On International Women’s Day (8 March) I feel compelled to highlight women’s struggle in Egypt for a political voice, but also to warn about the pitfalls of quotas as a means to representation and empowerment. Some people think quotas are patronising, because they promote women on the basis of sex not merit; some think they are counter-productive, because people won’t take seriously a woman who got her job through affirmative action; and some think they are unfair because they risk discriminating against more capable men. As you’ve probably guessed I think these arguments are all rubbish!

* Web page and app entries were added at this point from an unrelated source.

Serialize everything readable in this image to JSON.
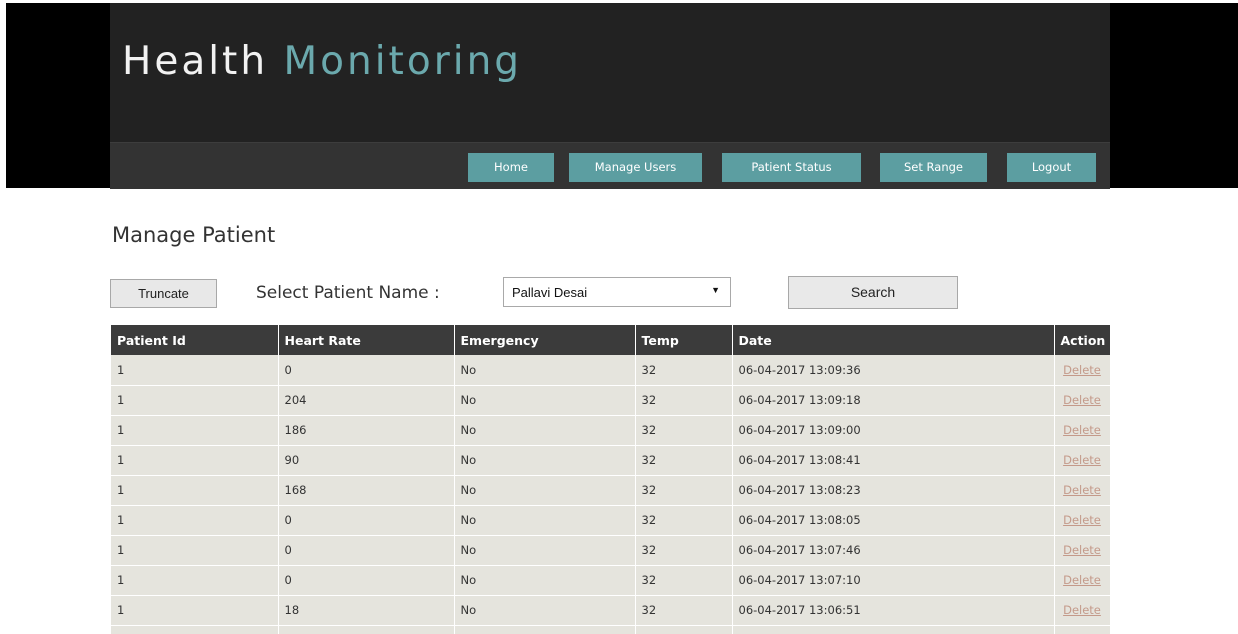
{
  "header": {
    "title_part1": "Health",
    "title_part2": "Monitoring",
    "accent_color": "#6ba9ad"
  },
  "nav": {
    "items": [
      {
        "label": "Home"
      },
      {
        "label": "Manage Users"
      },
      {
        "label": "Patient Status"
      },
      {
        "label": "Set Range"
      },
      {
        "label": "Logout"
      }
    ],
    "button_color": "#5c9ea1"
  },
  "page": {
    "heading": "Manage Patient",
    "truncate_label": "Truncate",
    "select_label": "Select Patient Name :",
    "selected_patient": "Pallavi Desai",
    "search_label": "Search"
  },
  "table": {
    "columns": [
      "Patient Id",
      "Heart Rate",
      "Emergency",
      "Temp",
      "Date",
      "Action"
    ],
    "rows": [
      {
        "patient_id": "1",
        "heart_rate": "0",
        "emergency": "No",
        "temp": "32",
        "date": "06-04-2017 13:09:36",
        "action": "Delete"
      },
      {
        "patient_id": "1",
        "heart_rate": "204",
        "emergency": "No",
        "temp": "32",
        "date": "06-04-2017 13:09:18",
        "action": "Delete"
      },
      {
        "patient_id": "1",
        "heart_rate": "186",
        "emergency": "No",
        "temp": "32",
        "date": "06-04-2017 13:09:00",
        "action": "Delete"
      },
      {
        "patient_id": "1",
        "heart_rate": "90",
        "emergency": "No",
        "temp": "32",
        "date": "06-04-2017 13:08:41",
        "action": "Delete"
      },
      {
        "patient_id": "1",
        "heart_rate": "168",
        "emergency": "No",
        "temp": "32",
        "date": "06-04-2017 13:08:23",
        "action": "Delete"
      },
      {
        "patient_id": "1",
        "heart_rate": "0",
        "emergency": "No",
        "temp": "32",
        "date": "06-04-2017 13:08:05",
        "action": "Delete"
      },
      {
        "patient_id": "1",
        "heart_rate": "0",
        "emergency": "No",
        "temp": "32",
        "date": "06-04-2017 13:07:46",
        "action": "Delete"
      },
      {
        "patient_id": "1",
        "heart_rate": "0",
        "emergency": "No",
        "temp": "32",
        "date": "06-04-2017 13:07:10",
        "action": "Delete"
      },
      {
        "patient_id": "1",
        "heart_rate": "18",
        "emergency": "No",
        "temp": "32",
        "date": "06-04-2017 13:06:51",
        "action": "Delete"
      }
    ]
  }
}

If we lived in an equal world half of all parliamentary seats would be filled with women and half of all the washing up would be done by men. Ladies, we know it just doesn’t work that way. Many of the women representing the Labour Party in the House of Commons were selected using all women shortlists (admittedly affirmative action rather than a quota). I worked for one of those women, Emily Thornberry MP, who recently joined the shadow cabinet as Shadow Attorney General. Not once did she or any other women MP express that being selected through an all women shortlist had any impact on how they were treated by their male parliamentary colleagues. In fact, I don’t think any male politician could tell you which women were selected on all women shortlists and which weren’t. All women shortlists have proved the only way to get more women into Parliament, and when they were introduced in 1997 the number of female MPs doubled from 60 to 120. Not much progress has been made since and only a quota will change that.

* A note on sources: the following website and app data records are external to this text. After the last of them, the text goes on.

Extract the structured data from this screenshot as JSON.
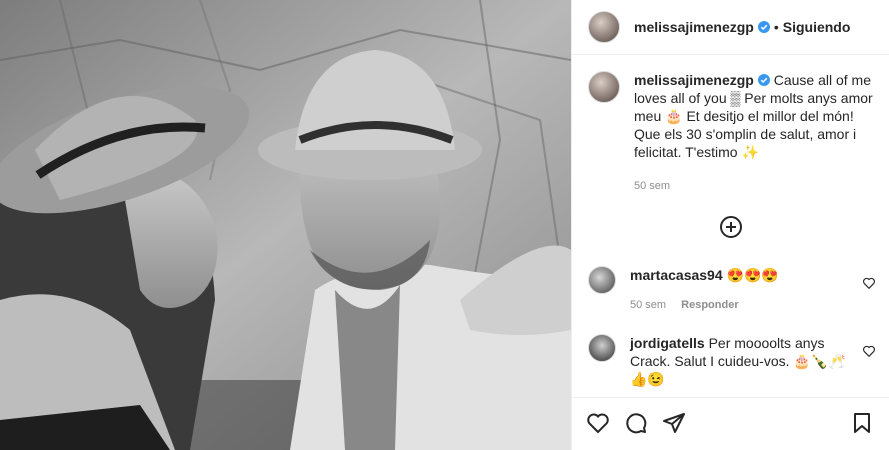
{
  "post": {
    "author": "melissajimenezgp",
    "follow_status": "Siguiendo",
    "separator": "•",
    "caption": {
      "author": "melissajimenezgp",
      "text": "Cause all of me loves all of you ▒ Per molts anys amor meu 🎂 Et desitjo el millor del món! Que els 30 s'omplin de salut, amor i felicitat. T'estimo ✨",
      "timestamp": "50 sem"
    },
    "comments": [
      {
        "user": "martacasas94",
        "text": "😍😍😍",
        "timestamp": "50 sem",
        "reply_label": "Responder"
      },
      {
        "user": "jordigatells",
        "text": "Per moooolts anys Crack. Salut I cuideu-vos. 🎂🍾🥂👍😉"
      }
    ]
  },
  "icons": {
    "verified": "verified-badge-icon",
    "load_more": "plus-circle-icon",
    "like": "heart-icon",
    "comment": "comment-icon",
    "share": "paper-plane-icon",
    "save": "bookmark-icon"
  },
  "colors": {
    "verified_blue": "#3897f0",
    "secondary_text": "#8e8e8e",
    "divider": "#efefef"
  }
}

If quotas are so great why am I warning Egyptian women about calling for one? While some describe the quota as a blunt instrument, I’ve seen it used as a technical tool that works against women. Three years ago I travelled to Jordan to research women’s participation in politics. In Jordan, a Middle East country often thought of as being relatively liberal and democratic in the West, there are six seats reserved for women. The monarchy brought in the democratic changes, making them, well, um… not entirely democratic. The quota was engineered so that it massively favours women from sparsely populated rural areas, consequently increasing ‘the influence of tribalism and family considerations’ and ‘undermining the process of choosing candidates on the basis of merit’, according to UNIFEM. A woman in Amman, said to me of the women elected:
‘They don’t represent me, that’s for sure. And they probably don’t represent most women who believe in their rights, largely because of the tribal influences… The right for women to divorce was refused by the parliament and the women in parliament, but this law was forced upon the parliament by a royal decree…’
Yes, unbelievably, women elected through the quota voted against, or abstained from, a vote to give women the right to divorce, disappointing women activists and leaving it to the monarchy to push through reforms to Jordan’s sexist ‘Personal Status Law’.
Egyptian women have more than earned their right to a political voice and I sincerely hope 30% of seats in the Constituent Assembly are reserved for them. But even with a fair quota, I fear Egyptian women’s voices will continue to be ignored. Empowerment will only be realised when there’s mutual respect, when politicians and the wider public are comfortable with women in leadership roles, and that’s a situation we’ve yet to reach in our own legislature, the ‘Mother of All Parliaments’.